Emily Wells can sing folk music that sticks down deep but doesn’t feel old. She can also sing the phrase “horse’s ass” prettier than you probably ever thought possible.
Following her 2008 breakthrough album, Well’s latest record, Mama, combines experimentation with emotion, without sacrificing one to the other. Recorded straight to tape without loops, Wells’ lush tunes unfold between cut-in clips and shaken sound effects, closely following and never overpowering her voice – a voice that’s made precious while somehow also being distorted, raspy, repressed and hushed. At times mumbled and often quiet, Mama sounds like Wells recorded the entire album under her breath, but her mystical musings, stretched across tracks that aren’t quick to hit the finish line, are worth your minutes.
One of Mama’s standout songs, “Passenger,” initially makes me think of both Jack Nicholson in the desert and Lana Del Rey’s diary.

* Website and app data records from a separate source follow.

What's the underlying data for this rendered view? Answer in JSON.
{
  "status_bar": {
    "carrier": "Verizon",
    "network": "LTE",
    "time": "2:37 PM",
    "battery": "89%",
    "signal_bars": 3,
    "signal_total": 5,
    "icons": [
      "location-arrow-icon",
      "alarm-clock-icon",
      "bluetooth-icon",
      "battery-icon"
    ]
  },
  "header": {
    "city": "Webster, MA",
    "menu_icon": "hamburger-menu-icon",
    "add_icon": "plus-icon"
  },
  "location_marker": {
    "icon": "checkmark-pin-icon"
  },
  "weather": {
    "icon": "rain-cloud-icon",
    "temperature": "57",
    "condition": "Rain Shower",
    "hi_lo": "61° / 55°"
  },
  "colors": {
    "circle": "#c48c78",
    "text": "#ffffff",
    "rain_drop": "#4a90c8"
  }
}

In-between dramatic thumps, Wells sings the chorus: “I’m the passenger/Give me the keys I wanna drive/I’m the passenger/If you give me the keys you know I won’t survive.” But while she at first sounds like she’s waxing weak, Wells ultimately puts the “girls can’t drive” stereotype into her rearview with the sullen but not-so-sexist realization that ridin’ solo is more stressful than satisfying. Comparing herself to legends like the Lone Ranger, Wells makes independent decision-making seem downright desolate, while being along for the ride sounds like a relief – a path clearly carved ahead of you. It may not be a chick power message, but there’s definitely an undeniable grain of truth (for boys and girls) stuffed into “Passenger’s” desire to be driven.
The album’s longest number, “Let Your Guard Down,” is an emotional epic that borders on the operatic, fueled by Wells’ piercing and mutating voice, once again engaged in a heartfelt turn of phrase destined to sink into a swollen symphony. Left alone for a brief moment, Wells’ voice wavers in the middle of the phrase “I can’t give you what you need,” exposing a tender moment of forlorn inadequacy. Yet as the song progresses, Wells’ repeated “guard down” transforms into “goddamn” with a simple vocal twist. At first almost unnoticeable, the switch is soon echoed more overtly in spliced spoken word sound clips, emphasizing the anger seeping into the song’s soil. The crunchy contrast to the sweet recycled choruses toward the end of the number perfectly capture that “oh fuck…you” feeling that accompanies the end of almost any relationship, synthesizing rage with remorse.
Fairly monochromatic, Mama builds on a single mood, but it really plunges the depths, even as it stresses myth and metaphor over exposition. Like a carefully crafted story, each listen reveals a slightly different layer – another beautiful moment, caught in the overall vibe of lost love and lost direction. Emily Wells’ unique voice, combined with her talent for taping, make Mama a strange, unsettling lullaby for loners and plaintive passengers alike.